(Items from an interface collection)
--- START ---

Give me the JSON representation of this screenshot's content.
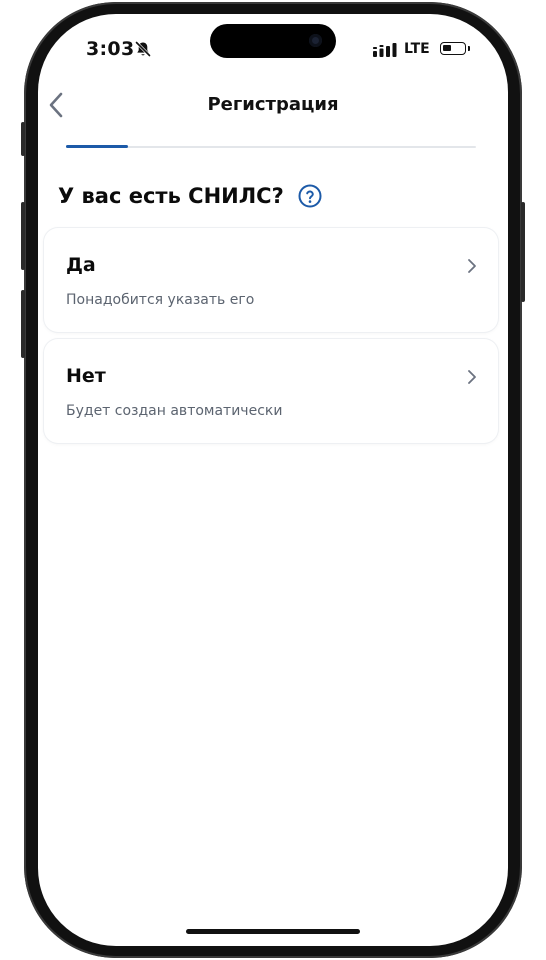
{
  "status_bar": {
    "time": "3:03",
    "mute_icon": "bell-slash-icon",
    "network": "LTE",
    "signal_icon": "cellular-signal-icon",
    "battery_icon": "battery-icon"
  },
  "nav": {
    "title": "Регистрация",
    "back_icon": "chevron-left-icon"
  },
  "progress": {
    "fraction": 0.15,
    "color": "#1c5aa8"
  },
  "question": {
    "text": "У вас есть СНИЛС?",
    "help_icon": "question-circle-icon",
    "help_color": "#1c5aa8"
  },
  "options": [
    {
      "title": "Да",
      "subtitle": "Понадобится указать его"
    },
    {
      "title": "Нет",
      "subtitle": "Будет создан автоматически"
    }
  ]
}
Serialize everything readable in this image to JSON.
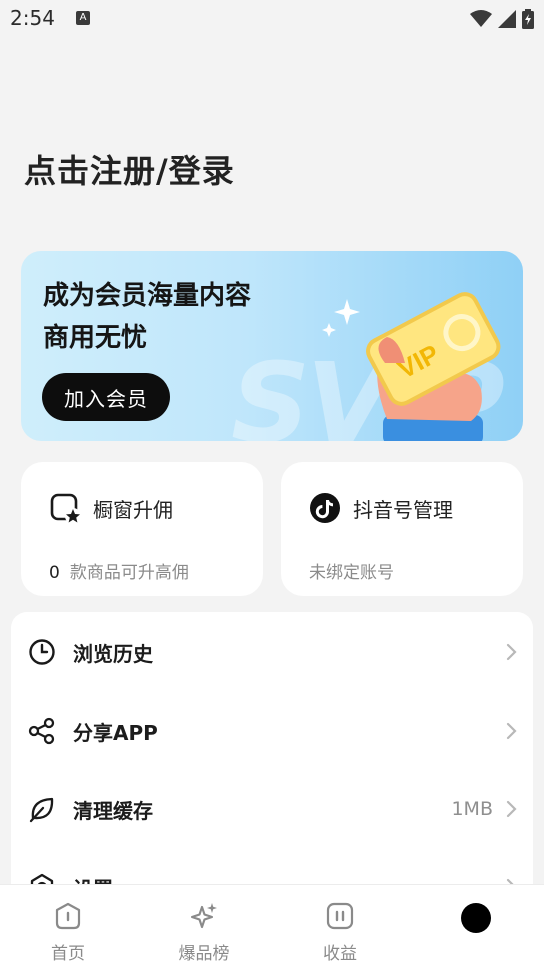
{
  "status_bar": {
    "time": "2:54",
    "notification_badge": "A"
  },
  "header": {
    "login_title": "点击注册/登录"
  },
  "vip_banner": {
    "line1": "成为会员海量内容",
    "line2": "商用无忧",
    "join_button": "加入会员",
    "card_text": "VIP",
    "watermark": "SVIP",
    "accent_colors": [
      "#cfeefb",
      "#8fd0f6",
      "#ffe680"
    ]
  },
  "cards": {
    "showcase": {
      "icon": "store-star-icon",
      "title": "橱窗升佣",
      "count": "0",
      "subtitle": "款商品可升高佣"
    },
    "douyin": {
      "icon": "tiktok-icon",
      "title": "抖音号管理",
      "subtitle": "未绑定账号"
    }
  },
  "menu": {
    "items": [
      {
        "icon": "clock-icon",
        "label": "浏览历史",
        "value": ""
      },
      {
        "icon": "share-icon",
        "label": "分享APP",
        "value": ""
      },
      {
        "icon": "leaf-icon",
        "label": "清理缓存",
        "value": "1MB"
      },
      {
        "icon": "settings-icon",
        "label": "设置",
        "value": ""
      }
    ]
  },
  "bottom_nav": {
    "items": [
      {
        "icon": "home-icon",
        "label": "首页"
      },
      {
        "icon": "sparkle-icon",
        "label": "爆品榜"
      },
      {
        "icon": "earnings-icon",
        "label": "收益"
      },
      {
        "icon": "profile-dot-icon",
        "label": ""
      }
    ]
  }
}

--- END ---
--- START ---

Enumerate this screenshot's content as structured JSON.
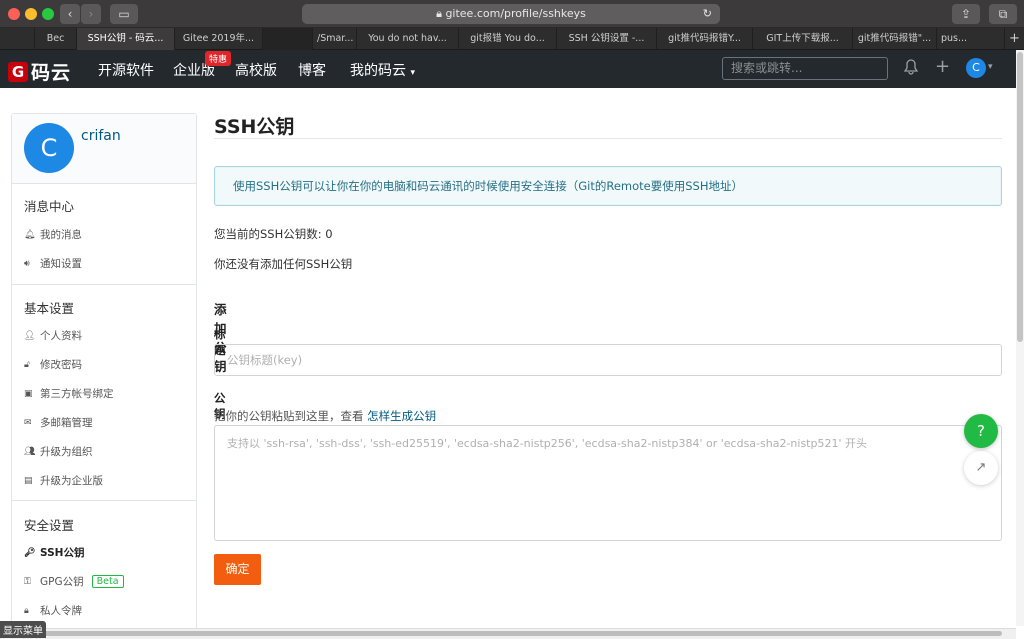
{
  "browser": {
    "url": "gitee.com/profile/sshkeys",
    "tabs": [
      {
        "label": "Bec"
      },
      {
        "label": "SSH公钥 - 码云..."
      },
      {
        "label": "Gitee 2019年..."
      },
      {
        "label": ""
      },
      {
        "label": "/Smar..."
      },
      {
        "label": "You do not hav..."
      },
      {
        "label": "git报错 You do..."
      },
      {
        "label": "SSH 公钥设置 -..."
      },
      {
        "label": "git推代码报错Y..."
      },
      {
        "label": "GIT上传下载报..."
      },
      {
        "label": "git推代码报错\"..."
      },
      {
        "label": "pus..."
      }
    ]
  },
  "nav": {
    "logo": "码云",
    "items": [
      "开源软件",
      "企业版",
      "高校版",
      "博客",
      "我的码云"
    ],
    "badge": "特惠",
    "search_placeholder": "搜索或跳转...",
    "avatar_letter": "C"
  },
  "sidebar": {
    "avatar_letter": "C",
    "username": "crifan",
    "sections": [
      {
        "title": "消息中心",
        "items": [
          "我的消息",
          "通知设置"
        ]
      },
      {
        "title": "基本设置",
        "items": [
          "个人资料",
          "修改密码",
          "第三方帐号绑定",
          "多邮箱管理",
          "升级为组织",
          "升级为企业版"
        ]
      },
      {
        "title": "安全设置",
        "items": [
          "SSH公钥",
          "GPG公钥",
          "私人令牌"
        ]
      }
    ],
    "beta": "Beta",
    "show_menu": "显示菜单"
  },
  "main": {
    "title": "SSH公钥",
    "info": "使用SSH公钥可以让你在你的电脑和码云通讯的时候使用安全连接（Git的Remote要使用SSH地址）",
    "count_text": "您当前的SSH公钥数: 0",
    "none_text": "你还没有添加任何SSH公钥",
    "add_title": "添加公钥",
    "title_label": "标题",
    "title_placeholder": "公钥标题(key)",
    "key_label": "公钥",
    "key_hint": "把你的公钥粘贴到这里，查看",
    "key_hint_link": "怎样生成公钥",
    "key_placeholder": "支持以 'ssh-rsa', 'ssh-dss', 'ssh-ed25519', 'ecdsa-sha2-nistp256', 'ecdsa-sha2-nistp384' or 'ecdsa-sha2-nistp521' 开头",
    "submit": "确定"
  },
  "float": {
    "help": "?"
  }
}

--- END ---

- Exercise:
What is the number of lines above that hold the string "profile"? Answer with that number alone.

- Result:
2